- Child support
- Alimony or spousal support
- Restitution, or payment that is required to be paid to a victim after a criminal conviction
- Overdue federal taxes
- Federal student loans
- Non-tax debts owed to other federal agencies
If you owe debts that may be legally garnished, then the garnishment should be calculated from your monthly benefit after other legal deductions. In most cases, your garnishment will be the weekly garnishment amount multiplied by 52 and then divided by 12 and rounded to the nearest dime. Typically, the garnishment is limited to either the state maximum or the federal maximum allowed under the Consumer Credit Protection Act, whichever is lower.
For child support payments, the federal maximum provides that you owe:
- 50% of eligible benefits if you support a spouse or child who is not subject to the court order
- 60% of eligible benefits if you do not support a spouse or child who is not subject to the court order
If you are more than 12 weeks late with your child support payments, then the percentage that you must pay rises to 55% if you support another child or spouse or 65% if you do not support another child or spouse.
Make Sure You Get the Social Security Disability Benefits You’ve Earned
Debt is a common part of life. Unfortunately, now that you are disabled and unable to work, it is more challenging than ever to make regular payments on your debts. That doesn’t mean that your disability payments should always go toward paying your debt, however.
The first step in getting the disability benefits that you’ve earned and satisfying your legal garnishments is to apply for Social Security disability benefits. If your application is denied, then you won’t have the money to live on or to pay your garnishments.
Accordingly, our experienced Social Security disability lawyers will work hard to get you the benefits that you’ve earned. We will thoroughly review your medical record and work history so that we can submit a strong and complete Social Security disability application on your behalf. If your application happens to be denied, we will fight hard on appeal to protect your rights.

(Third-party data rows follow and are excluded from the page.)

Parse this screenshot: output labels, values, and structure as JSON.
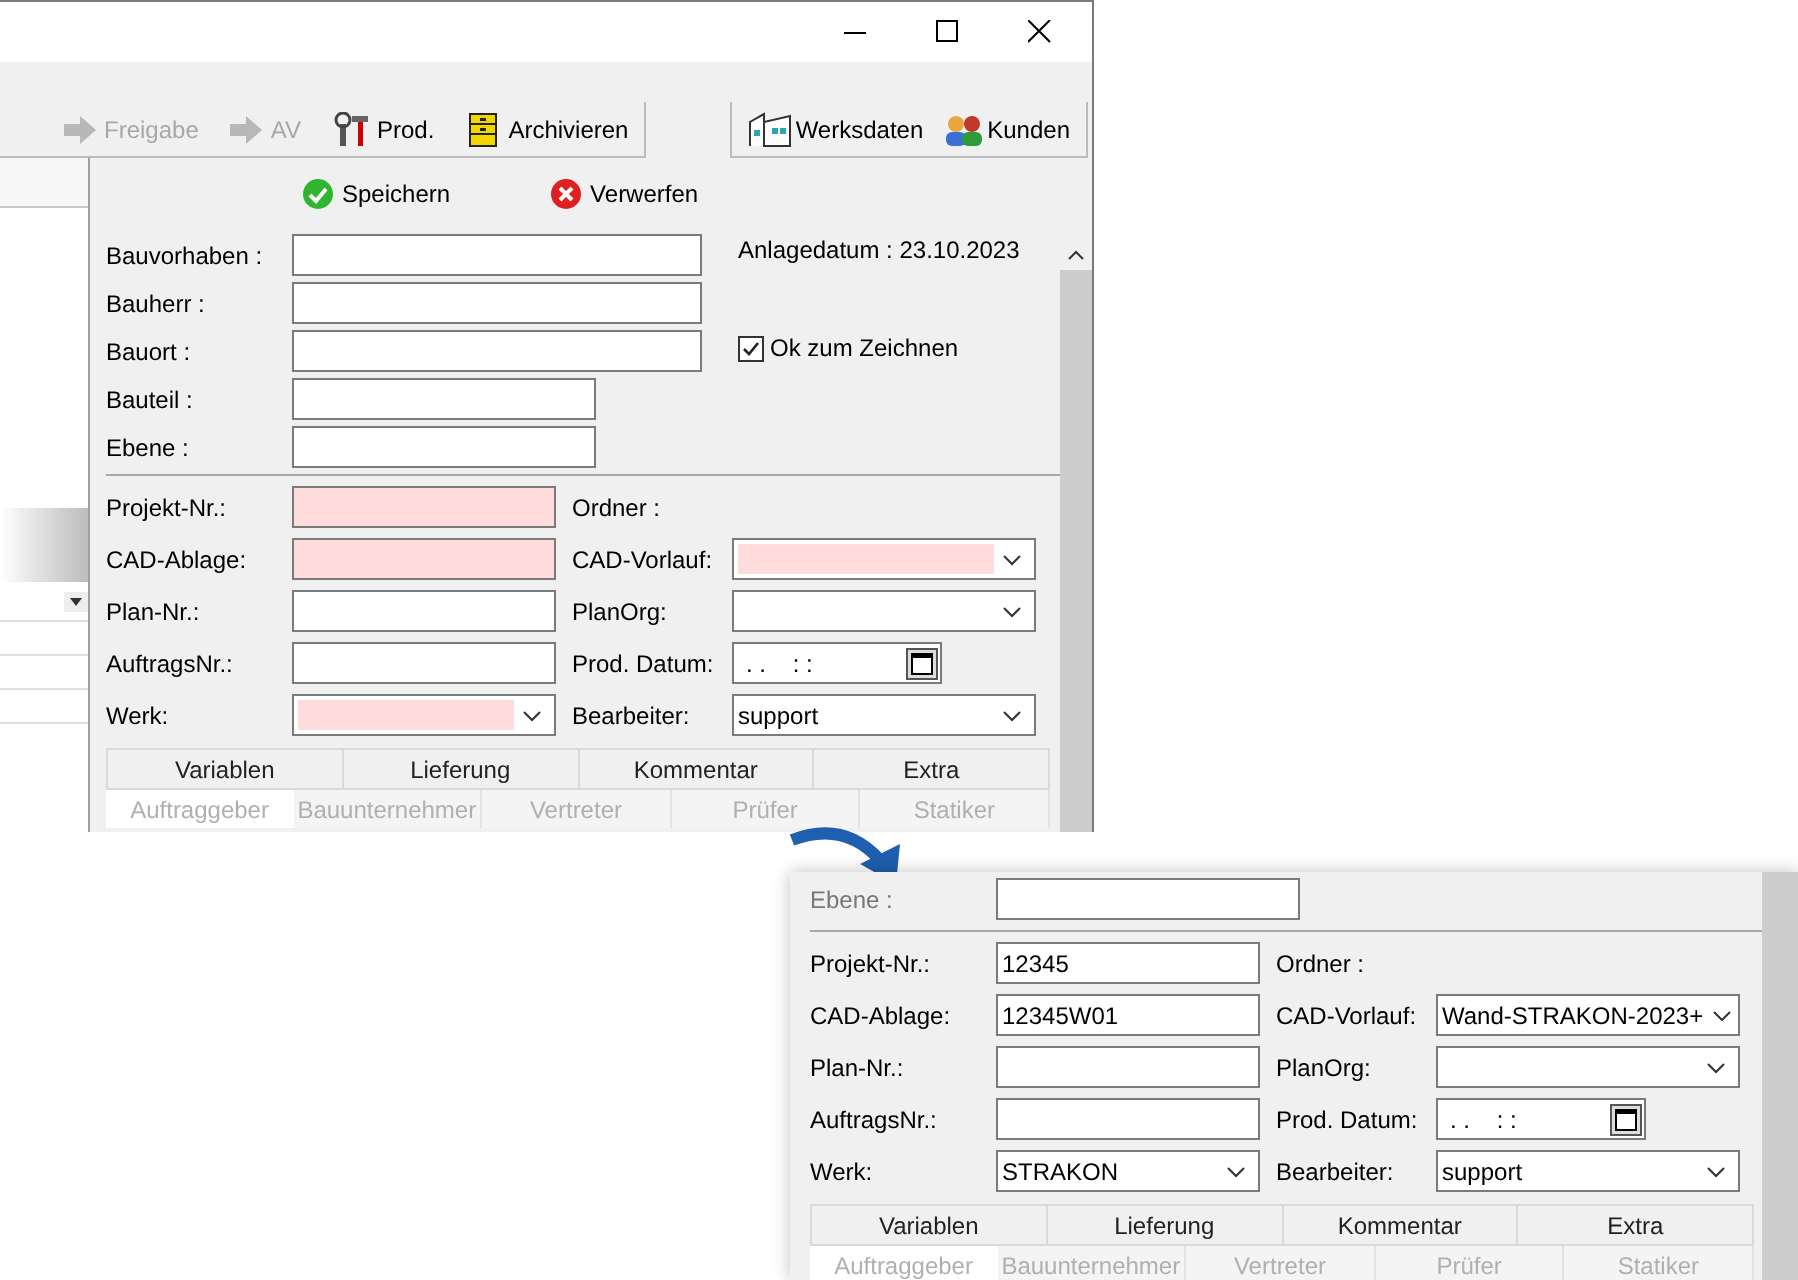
{
  "toolbar": {
    "left": [
      {
        "label": "Freigabe",
        "kind": "arrow",
        "disabled": true
      },
      {
        "label": "AV",
        "kind": "arrow",
        "disabled": true
      },
      {
        "label": "Prod.",
        "kind": "tools",
        "disabled": false
      },
      {
        "label": "Archivieren",
        "kind": "cabinet",
        "disabled": false
      }
    ],
    "right": [
      {
        "label": "Werksdaten",
        "kind": "factory"
      },
      {
        "label": "Kunden",
        "kind": "people"
      }
    ]
  },
  "actions": [
    {
      "label": "Speichern",
      "kind": "ok"
    },
    {
      "label": "Verwerfen",
      "kind": "cancel"
    }
  ],
  "form": {
    "top_fields": [
      {
        "label": "Bauvorhaben :",
        "kind": "wide"
      },
      {
        "label": "Bauherr :",
        "kind": "wide"
      },
      {
        "label": "Bauort :",
        "kind": "wide"
      },
      {
        "label": "Bauteil :",
        "kind": "narrow"
      },
      {
        "label": "Ebene :",
        "kind": "narrow"
      }
    ],
    "created": "Anlagedatum : 23.10.2023",
    "ok_to_draw": {
      "label": "Ok zum Zeichnen",
      "checked": true
    },
    "rows": [
      {
        "left": {
          "label": "Projekt-Nr.:",
          "kind": "text",
          "required": true
        },
        "right": {
          "label": "Ordner :"
        }
      },
      {
        "left": {
          "label": "CAD-Ablage:",
          "kind": "text",
          "required": true
        },
        "right": {
          "label": "CAD-Vorlauf:",
          "kind": "select",
          "required": true
        }
      },
      {
        "left": {
          "label": "Plan-Nr.:",
          "kind": "text",
          "required": false
        },
        "right": {
          "label": "PlanOrg:",
          "kind": "select",
          "required": false
        }
      },
      {
        "left": {
          "label": "AuftragsNr.:",
          "kind": "text",
          "required": false
        },
        "right": {
          "label": "Prod. Datum:",
          "kind": "date",
          "required": false,
          "value": ". .    : :"
        }
      },
      {
        "left": {
          "label": "Werk:",
          "kind": "select",
          "required": true
        },
        "right": {
          "label": "Bearbeiter:",
          "kind": "select",
          "required": false,
          "value": "support"
        }
      }
    ],
    "tabs_row1": [
      {
        "label": "Variablen"
      },
      {
        "label": "Lieferung"
      },
      {
        "label": "Kommentar"
      },
      {
        "label": "Extra"
      }
    ],
    "tabs_row2": [
      {
        "label": "Auftraggeber",
        "selected": true
      },
      {
        "label": "Bauunternehmer",
        "selected": false
      },
      {
        "label": "Vertreter",
        "selected": false
      },
      {
        "label": "Prüfer",
        "selected": false
      },
      {
        "label": "Statiker",
        "selected": false
      }
    ]
  },
  "zoom_view": {
    "top_field": {
      "label": "Ebene :"
    },
    "rows": [
      {
        "left": {
          "label": "Projekt-Nr.:",
          "kind": "text",
          "required": false,
          "value": "12345"
        },
        "right": {
          "label": "Ordner :"
        }
      },
      {
        "left": {
          "label": "CAD-Ablage:",
          "kind": "text",
          "required": false,
          "value": "12345W01"
        },
        "right": {
          "label": "CAD-Vorlauf:",
          "kind": "select",
          "required": false,
          "value": "Wand-STRAKON-2023+"
        }
      },
      {
        "left": {
          "label": "Plan-Nr.:",
          "kind": "text",
          "required": false
        },
        "right": {
          "label": "PlanOrg:",
          "kind": "select",
          "required": false
        }
      },
      {
        "left": {
          "label": "AuftragsNr.:",
          "kind": "text",
          "required": false
        },
        "right": {
          "label": "Prod. Datum:",
          "kind": "date",
          "required": false,
          "value": ". .    : :"
        }
      },
      {
        "left": {
          "label": "Werk:",
          "kind": "select",
          "required": false,
          "value": "STRAKON"
        },
        "right": {
          "label": "Bearbeiter:",
          "kind": "select",
          "required": false,
          "value": "support"
        }
      }
    ],
    "tabs_row1": [
      {
        "label": "Variablen"
      },
      {
        "label": "Lieferung"
      },
      {
        "label": "Kommentar"
      },
      {
        "label": "Extra"
      }
    ],
    "tabs_row2": [
      {
        "label": "Auftraggeber",
        "selected": true
      },
      {
        "label": "Bauunternehmer",
        "selected": false
      },
      {
        "label": "Vertreter",
        "selected": false
      },
      {
        "label": "Prüfer",
        "selected": false
      },
      {
        "label": "Statiker",
        "selected": false
      }
    ]
  }
}
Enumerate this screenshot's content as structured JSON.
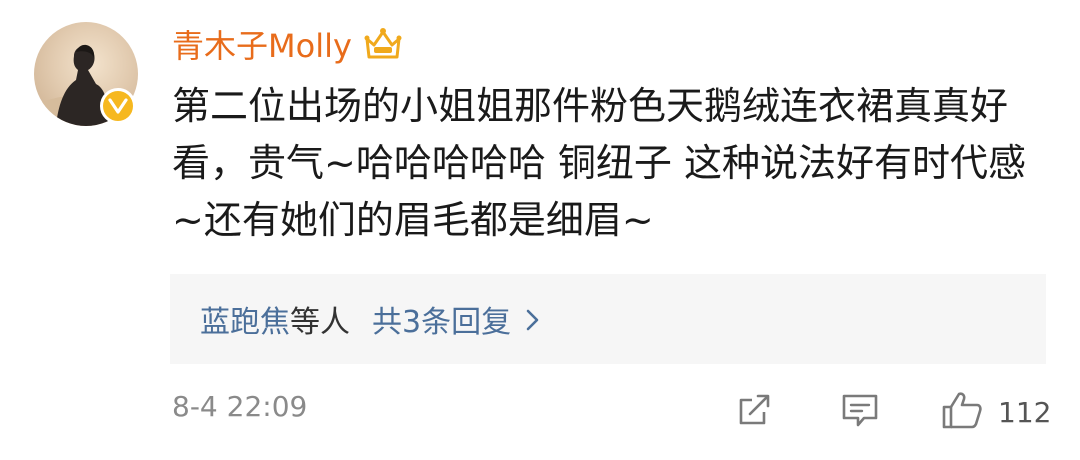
{
  "user": {
    "name": "青木子Molly",
    "avatar_icon": "avatar-photo",
    "verified_icon": "verified-v-badge",
    "membership_icon": "crown-icon",
    "name_color": "#e86c1b",
    "badge_color": "#f6b820"
  },
  "comment": {
    "text": "第二位出场的小姐姐那件粉色天鹅绒连衣裙真真好看，贵气~哈哈哈哈哈 铜纽子 这种说法好有时代感~还有她们的眉毛都是细眉~"
  },
  "replies": {
    "names": "蓝跑焦",
    "others": "等人",
    "count_label": "共3条回复",
    "link_color": "#4b6f9a"
  },
  "footer": {
    "timestamp": "8-4 22:09",
    "like_count": "112"
  }
}
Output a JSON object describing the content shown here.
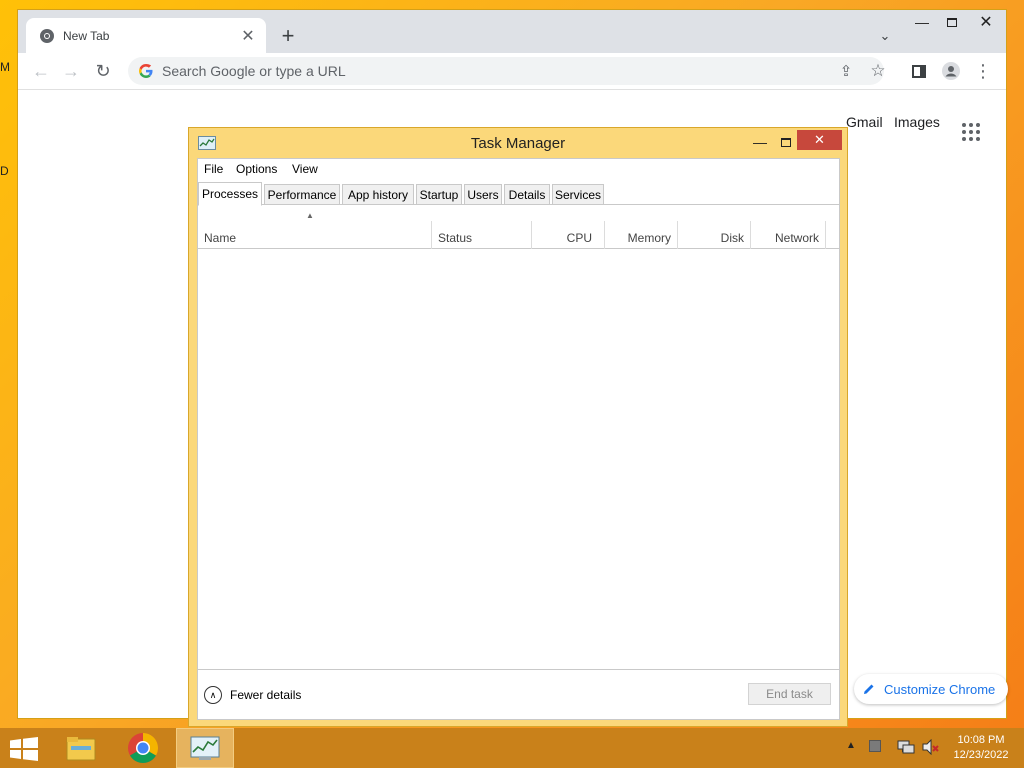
{
  "desktop": {
    "left_fragments": [
      "M",
      "D"
    ]
  },
  "browser": {
    "tab": {
      "title": "New Tab"
    },
    "omnibox": {
      "placeholder": "Search Google or type a URL"
    },
    "ntp": {
      "gmail": "Gmail",
      "images": "Images",
      "customize": "Customize Chrome"
    }
  },
  "task_manager": {
    "title": "Task Manager",
    "menu": [
      "File",
      "Options",
      "View"
    ],
    "tabs": [
      "Processes",
      "Performance",
      "App history",
      "Startup",
      "Users",
      "Details",
      "Services"
    ],
    "active_tab": "Processes",
    "columns": [
      "Name",
      "Status",
      "CPU",
      "Memory",
      "Disk",
      "Network"
    ],
    "footer": {
      "fewer_details": "Fewer details",
      "end_task": "End task"
    }
  },
  "taskbar": {
    "items": [
      "file-explorer-icon",
      "chrome-icon",
      "task-manager-icon"
    ],
    "clock": {
      "time": "10:08 PM",
      "date": "12/23/2022"
    }
  },
  "colors": {
    "desktop": "#f9a825",
    "taskbar": "#c9811a",
    "tm_frame": "#fbd87a",
    "close_red": "#c7483c",
    "link_blue": "#1a73e8"
  }
}
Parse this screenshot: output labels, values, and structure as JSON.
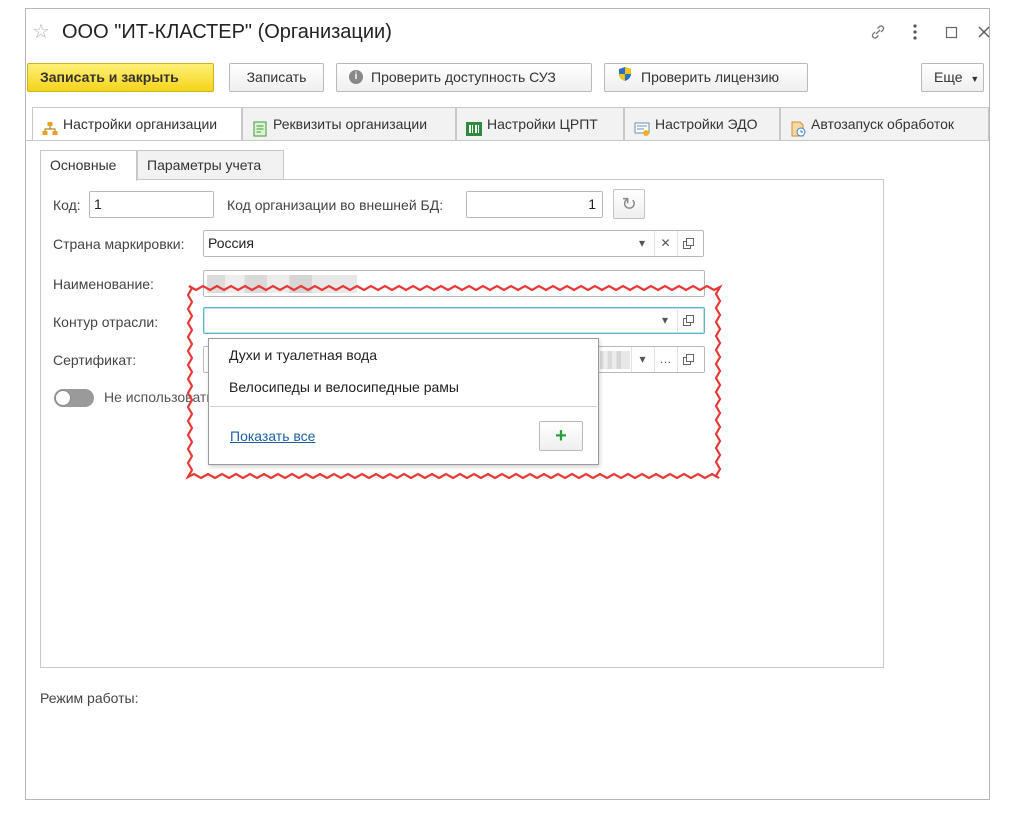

Don’t let a potential garnishment prevent you from applying for Social Security disability benefits. If you are eligible for benefits, then some of your monthly payments may go toward satisfying your debts, but the rest will be yours to use as you wish.
Learn more about your rights for free. We invite you to contact our Boston area Social Security disability attorneys for a free consultation and to download a free copy of our book, Unlocking the Mystery: The Essential Guide for Navigating the Social Security Disability Claims Process.